She has more than 15 years of experience working in literacy. Most recently she was a middle school reading teacher at North Colonie Schools. She also worked for several years as a reading consultant for the Shenendehowa District.
She’s also familiar with the Scholastic’s literacy program that WSWHE BOCES has been using for the past four years. The Scholastic’s literacy program that has been incorporated into the curriculum includes System 44 for students in grades 4-8, Read 180, for the older students in grades 7-12, and Fundations and iRead for the younger students. “It has all the parts of a solid reading program,” she said. “It’s an excellent tool for the special education population because of its interest level. It provides topics relevant to older students.”
As a literacy coach, Mrs. Bianconi will train new teachers and provide them with needed resources. She will also interact with students assisting them with their literacy needs. She said, “We will also work on developing writing and speaking abilities for all students by showing students different ways to respond to text with a focus on persuasive writing. Students will also have the opportunity to learn strategies for analyzing different types of texts and practice analyzing questions in preparation for exams. We expect to see continued growth in literacy for our BOCES students.”
While there is less of a focus on cursive writing, students are utilizing their keyboarding and word processing skills that can be a strength for students with fine motor impairment.

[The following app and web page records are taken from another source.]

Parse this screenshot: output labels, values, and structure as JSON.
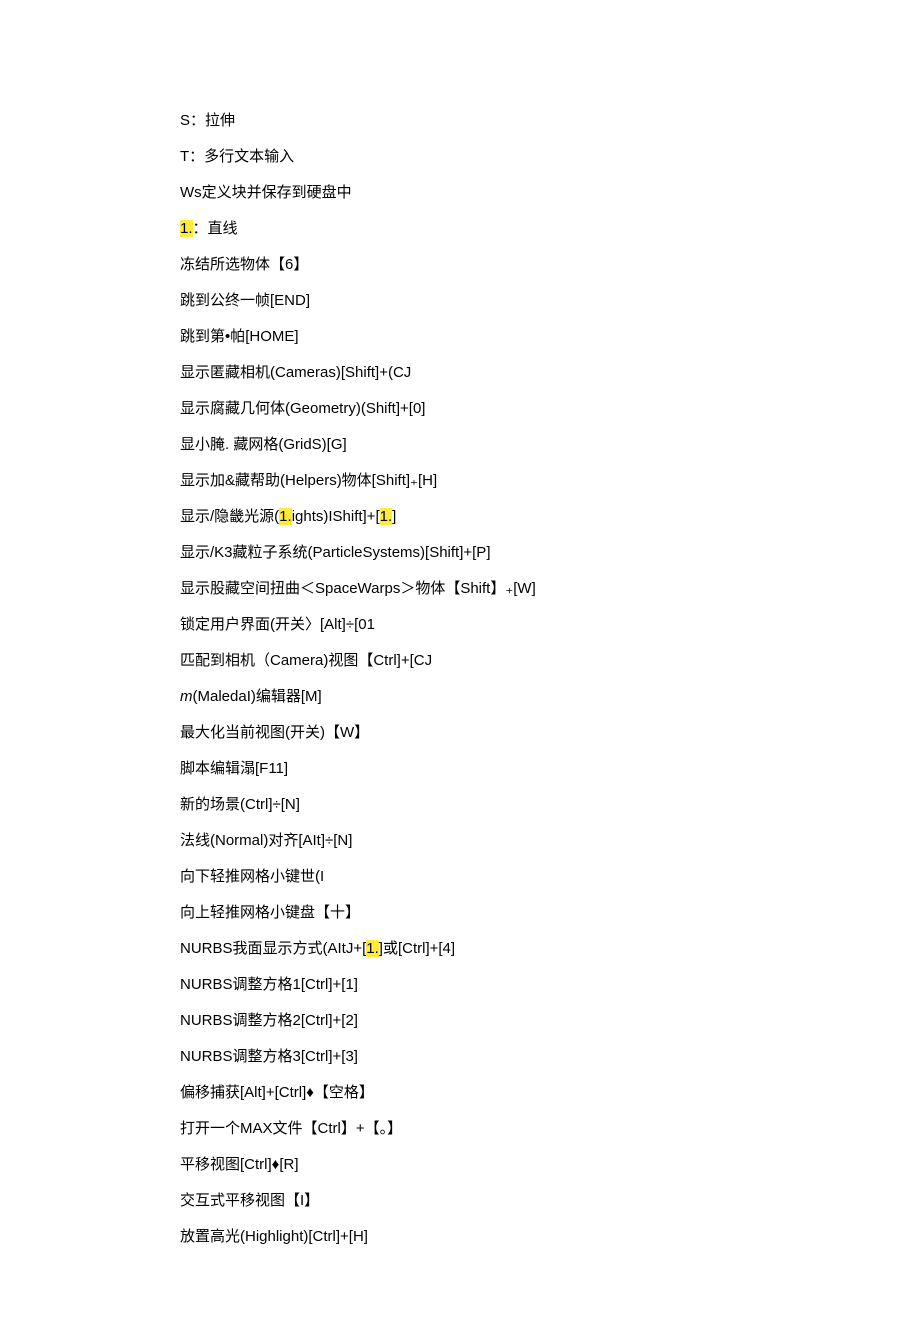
{
  "lines": [
    {
      "parts": [
        {
          "t": "S：拉伸"
        }
      ]
    },
    {
      "parts": [
        {
          "t": "T：多行文本输入"
        }
      ]
    },
    {
      "parts": [
        {
          "t": "Ws定义块并保存到硬盘中"
        }
      ]
    },
    {
      "parts": [
        {
          "t": "1.",
          "hl": true
        },
        {
          "t": "：直线"
        }
      ]
    },
    {
      "parts": [
        {
          "t": "冻结所选物体【6】"
        }
      ]
    },
    {
      "parts": [
        {
          "t": "跳到公终一帧[END]"
        }
      ]
    },
    {
      "parts": [
        {
          "t": "跳到第•帕[HOME]"
        }
      ]
    },
    {
      "parts": [
        {
          "t": "显示匿藏相机(Cameras)[Shift]+(CJ"
        }
      ]
    },
    {
      "parts": [
        {
          "t": "显示腐藏几何体(Geometry)(Shift]+[0]"
        }
      ]
    },
    {
      "parts": [
        {
          "t": "显小腌. 藏网格(GridS)[G]"
        }
      ]
    },
    {
      "parts": [
        {
          "t": "显示加&藏帮助(Helpers)物体[Shift]₊[H]"
        }
      ]
    },
    {
      "parts": [
        {
          "t": "显示/隐畿光源("
        },
        {
          "t": "1.",
          "hl": true
        },
        {
          "t": "ights)IShift]+["
        },
        {
          "t": "1.",
          "hl": true
        },
        {
          "t": "]"
        }
      ]
    },
    {
      "parts": [
        {
          "t": "显示/K3藏粒子系统(ParticleSystems)[Shift]+[P]"
        }
      ]
    },
    {
      "parts": [
        {
          "t": "显示股藏空间扭曲＜SpaceWarps＞物体【Shift】₊[W]"
        }
      ]
    },
    {
      "parts": [
        {
          "t": "锁定用户界面(开关〉[Alt]÷[01"
        }
      ]
    },
    {
      "parts": [
        {
          "t": "匹配到相机（Camera)视图【Ctrl]+[CJ"
        }
      ]
    },
    {
      "parts": [
        {
          "t": "m",
          "italic": true
        },
        {
          "t": "(MaledaI)编辑器[M]"
        }
      ]
    },
    {
      "parts": [
        {
          "t": "最大化当前视图(开关)【W】"
        }
      ]
    },
    {
      "parts": [
        {
          "t": "脚本编辑溻[F11]"
        }
      ]
    },
    {
      "parts": [
        {
          "t": "新的场景(Ctrl]÷[N]"
        }
      ]
    },
    {
      "parts": [
        {
          "t": "法线(Normal)对齐[AIt]÷[N]"
        }
      ]
    },
    {
      "parts": [
        {
          "t": "向下轻推网格小键世(I"
        }
      ]
    },
    {
      "parts": [
        {
          "t": "向上轻推网格小键盘【十】"
        }
      ]
    },
    {
      "parts": [
        {
          "t": "NURBS我面显示方式(AItJ+["
        },
        {
          "t": "1.",
          "hl": true
        },
        {
          "t": "]或[Ctrl]+[4]"
        }
      ]
    },
    {
      "parts": [
        {
          "t": "NURBS调整方格1[Ctrl]+[1]"
        }
      ]
    },
    {
      "parts": [
        {
          "t": "NURBS调整方格2[Ctrl]+[2]"
        }
      ]
    },
    {
      "parts": [
        {
          "t": "NURBS调整方格3[Ctrl]+[3]"
        }
      ]
    },
    {
      "parts": [
        {
          "t": "偏移捕获[Alt]+[Ctrl]♦【空格】"
        }
      ]
    },
    {
      "parts": [
        {
          "t": "打开一个MAX文件【Ctrl】+【。】"
        }
      ]
    },
    {
      "parts": [
        {
          "t": "平移视图[Ctrl]♦[R]"
        }
      ]
    },
    {
      "parts": [
        {
          "t": "交互式平移视图【I】"
        }
      ]
    },
    {
      "parts": [
        {
          "t": "放置高光(Highlight)[Ctrl]+[H]"
        }
      ]
    }
  ]
}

The final literacy report from last school year for the Special and Alternative Education program showed continued growth for the majority of students in kindergarten to grade 12. There was an increase in letter naming and letter sound fluency from the fall to the winter and spring for students in kindergarten and grade 1. The highest jump of 36 points was in letter naming from the fall to the spring. In addition, the report shows an increase in the average reading level or lexile scores in almost every grade. Most notably, the highest average point growth in lexiles of 488 points was in grade 11. Click here to see the report.